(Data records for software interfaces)
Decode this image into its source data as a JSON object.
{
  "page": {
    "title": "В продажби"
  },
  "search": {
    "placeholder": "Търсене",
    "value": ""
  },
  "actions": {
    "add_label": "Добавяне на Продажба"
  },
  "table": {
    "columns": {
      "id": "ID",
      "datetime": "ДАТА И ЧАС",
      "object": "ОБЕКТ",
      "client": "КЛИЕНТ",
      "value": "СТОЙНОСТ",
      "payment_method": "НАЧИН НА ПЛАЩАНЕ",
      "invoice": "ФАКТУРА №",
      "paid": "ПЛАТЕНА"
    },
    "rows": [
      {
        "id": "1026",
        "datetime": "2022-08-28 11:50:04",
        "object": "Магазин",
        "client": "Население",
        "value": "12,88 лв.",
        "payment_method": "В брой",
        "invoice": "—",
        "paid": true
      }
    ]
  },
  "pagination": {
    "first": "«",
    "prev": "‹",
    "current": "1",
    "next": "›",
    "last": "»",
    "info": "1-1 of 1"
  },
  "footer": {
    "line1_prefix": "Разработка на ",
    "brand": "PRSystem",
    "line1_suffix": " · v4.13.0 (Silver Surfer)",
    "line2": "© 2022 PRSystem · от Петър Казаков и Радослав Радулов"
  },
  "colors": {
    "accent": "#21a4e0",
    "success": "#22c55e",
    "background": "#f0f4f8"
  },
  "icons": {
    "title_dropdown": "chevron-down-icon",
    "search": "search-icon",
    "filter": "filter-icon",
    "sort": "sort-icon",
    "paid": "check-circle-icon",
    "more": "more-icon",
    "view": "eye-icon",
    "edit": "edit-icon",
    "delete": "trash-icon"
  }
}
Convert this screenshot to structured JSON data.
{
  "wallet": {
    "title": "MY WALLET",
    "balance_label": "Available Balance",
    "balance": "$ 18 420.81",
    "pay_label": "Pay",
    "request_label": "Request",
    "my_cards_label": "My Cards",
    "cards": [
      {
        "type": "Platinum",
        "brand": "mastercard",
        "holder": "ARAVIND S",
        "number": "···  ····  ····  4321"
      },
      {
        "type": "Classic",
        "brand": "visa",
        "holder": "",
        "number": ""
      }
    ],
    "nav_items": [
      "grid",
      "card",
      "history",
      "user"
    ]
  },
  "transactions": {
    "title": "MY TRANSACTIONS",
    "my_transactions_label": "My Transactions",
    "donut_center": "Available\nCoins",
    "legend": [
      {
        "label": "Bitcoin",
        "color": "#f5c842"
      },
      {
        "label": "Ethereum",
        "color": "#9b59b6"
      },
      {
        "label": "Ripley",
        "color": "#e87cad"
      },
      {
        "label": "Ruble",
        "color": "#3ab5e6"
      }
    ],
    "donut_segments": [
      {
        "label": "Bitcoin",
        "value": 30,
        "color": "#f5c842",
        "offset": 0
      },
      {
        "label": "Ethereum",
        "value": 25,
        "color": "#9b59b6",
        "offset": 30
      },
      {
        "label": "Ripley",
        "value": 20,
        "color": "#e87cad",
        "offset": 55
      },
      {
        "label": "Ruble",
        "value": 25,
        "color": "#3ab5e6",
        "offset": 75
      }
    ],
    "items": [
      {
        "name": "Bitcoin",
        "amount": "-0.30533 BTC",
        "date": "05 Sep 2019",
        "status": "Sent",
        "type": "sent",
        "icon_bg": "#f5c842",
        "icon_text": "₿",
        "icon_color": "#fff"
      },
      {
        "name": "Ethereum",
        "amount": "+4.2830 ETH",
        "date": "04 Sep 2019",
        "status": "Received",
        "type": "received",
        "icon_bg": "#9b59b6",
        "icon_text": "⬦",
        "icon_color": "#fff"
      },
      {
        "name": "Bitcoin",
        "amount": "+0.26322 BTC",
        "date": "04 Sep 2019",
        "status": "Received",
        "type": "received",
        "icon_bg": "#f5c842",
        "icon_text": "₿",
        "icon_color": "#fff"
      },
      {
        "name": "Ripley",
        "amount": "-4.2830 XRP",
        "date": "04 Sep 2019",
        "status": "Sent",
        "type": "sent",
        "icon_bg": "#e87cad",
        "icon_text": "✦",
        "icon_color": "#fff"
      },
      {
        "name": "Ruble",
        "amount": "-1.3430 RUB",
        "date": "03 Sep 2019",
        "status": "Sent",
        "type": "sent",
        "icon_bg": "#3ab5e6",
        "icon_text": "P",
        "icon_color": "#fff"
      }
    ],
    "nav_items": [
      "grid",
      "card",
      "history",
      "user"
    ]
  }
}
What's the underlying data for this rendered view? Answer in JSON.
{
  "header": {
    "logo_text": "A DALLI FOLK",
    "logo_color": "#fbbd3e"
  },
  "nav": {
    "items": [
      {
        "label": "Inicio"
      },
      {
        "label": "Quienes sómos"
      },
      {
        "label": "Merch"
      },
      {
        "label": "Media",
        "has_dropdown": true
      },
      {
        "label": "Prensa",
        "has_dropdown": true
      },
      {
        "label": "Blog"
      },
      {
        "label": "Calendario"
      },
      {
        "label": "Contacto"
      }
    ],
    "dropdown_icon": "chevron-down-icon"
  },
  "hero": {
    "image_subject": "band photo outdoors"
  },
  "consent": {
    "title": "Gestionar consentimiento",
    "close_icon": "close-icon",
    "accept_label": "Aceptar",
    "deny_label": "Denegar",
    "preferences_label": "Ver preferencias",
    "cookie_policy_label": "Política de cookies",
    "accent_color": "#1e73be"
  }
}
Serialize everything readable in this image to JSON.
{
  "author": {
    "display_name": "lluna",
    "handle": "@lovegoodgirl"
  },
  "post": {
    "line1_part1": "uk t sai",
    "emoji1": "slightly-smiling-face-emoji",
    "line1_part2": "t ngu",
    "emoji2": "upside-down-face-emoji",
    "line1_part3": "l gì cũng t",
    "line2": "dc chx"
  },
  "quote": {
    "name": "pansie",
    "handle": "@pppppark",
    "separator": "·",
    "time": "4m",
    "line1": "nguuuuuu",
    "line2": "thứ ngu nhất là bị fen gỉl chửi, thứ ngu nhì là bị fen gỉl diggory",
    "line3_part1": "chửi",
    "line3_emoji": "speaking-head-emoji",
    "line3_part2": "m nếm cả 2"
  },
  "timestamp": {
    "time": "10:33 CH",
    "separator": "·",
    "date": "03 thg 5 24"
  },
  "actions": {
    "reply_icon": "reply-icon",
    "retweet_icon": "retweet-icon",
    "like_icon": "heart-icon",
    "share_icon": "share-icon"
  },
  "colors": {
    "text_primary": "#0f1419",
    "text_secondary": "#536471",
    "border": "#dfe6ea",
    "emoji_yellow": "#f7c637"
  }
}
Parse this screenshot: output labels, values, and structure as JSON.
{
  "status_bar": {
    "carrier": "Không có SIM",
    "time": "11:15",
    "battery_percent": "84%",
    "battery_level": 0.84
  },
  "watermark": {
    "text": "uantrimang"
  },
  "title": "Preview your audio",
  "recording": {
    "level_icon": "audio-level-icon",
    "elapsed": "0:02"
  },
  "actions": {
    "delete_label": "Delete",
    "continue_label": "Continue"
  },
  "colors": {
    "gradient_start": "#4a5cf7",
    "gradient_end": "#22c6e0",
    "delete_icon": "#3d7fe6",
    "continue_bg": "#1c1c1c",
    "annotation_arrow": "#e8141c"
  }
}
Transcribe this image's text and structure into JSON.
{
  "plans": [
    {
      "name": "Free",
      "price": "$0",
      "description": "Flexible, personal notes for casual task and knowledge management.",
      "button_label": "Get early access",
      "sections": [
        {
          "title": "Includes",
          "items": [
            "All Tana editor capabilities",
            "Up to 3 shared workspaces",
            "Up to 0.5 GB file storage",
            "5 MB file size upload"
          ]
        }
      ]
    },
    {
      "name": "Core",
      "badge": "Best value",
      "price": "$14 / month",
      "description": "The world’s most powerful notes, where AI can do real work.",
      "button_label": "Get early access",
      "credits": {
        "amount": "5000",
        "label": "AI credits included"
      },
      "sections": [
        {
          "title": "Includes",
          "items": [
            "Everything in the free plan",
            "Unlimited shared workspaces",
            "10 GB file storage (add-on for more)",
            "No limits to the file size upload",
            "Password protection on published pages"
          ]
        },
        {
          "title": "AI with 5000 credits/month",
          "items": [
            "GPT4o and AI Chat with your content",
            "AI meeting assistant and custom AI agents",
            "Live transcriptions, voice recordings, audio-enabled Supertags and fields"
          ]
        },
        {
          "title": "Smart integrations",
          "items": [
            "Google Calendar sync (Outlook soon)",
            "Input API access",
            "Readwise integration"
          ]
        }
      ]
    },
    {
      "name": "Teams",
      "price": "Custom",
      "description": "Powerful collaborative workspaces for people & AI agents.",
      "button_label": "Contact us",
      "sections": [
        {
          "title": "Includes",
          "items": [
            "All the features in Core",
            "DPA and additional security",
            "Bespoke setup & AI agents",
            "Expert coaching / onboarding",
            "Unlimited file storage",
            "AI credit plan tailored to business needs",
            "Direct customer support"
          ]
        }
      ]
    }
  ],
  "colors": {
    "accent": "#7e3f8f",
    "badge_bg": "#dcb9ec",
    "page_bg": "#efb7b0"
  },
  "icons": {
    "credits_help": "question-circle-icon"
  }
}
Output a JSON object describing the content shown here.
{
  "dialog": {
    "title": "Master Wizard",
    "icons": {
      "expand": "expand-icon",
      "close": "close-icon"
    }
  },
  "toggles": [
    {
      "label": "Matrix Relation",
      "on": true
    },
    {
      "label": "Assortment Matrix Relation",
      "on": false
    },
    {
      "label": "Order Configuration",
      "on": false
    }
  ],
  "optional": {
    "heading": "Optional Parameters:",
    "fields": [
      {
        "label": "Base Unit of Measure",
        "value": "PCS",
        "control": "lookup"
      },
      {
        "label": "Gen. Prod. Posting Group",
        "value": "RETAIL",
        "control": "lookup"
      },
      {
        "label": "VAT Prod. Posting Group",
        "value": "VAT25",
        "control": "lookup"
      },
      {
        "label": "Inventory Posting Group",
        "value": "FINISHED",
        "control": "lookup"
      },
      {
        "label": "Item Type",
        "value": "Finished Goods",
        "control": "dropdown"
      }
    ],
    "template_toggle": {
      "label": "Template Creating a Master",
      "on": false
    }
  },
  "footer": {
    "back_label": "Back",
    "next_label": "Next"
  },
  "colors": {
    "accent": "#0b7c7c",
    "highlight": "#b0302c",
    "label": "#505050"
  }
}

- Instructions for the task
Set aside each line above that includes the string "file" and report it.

- Output for this task
            "Up to 0.5 GB file storage",
            "5 MB file size upload"
            "10 GB file storage (add-on for more)",
            "No limits to the file size upload",
            "Unlimited file storage",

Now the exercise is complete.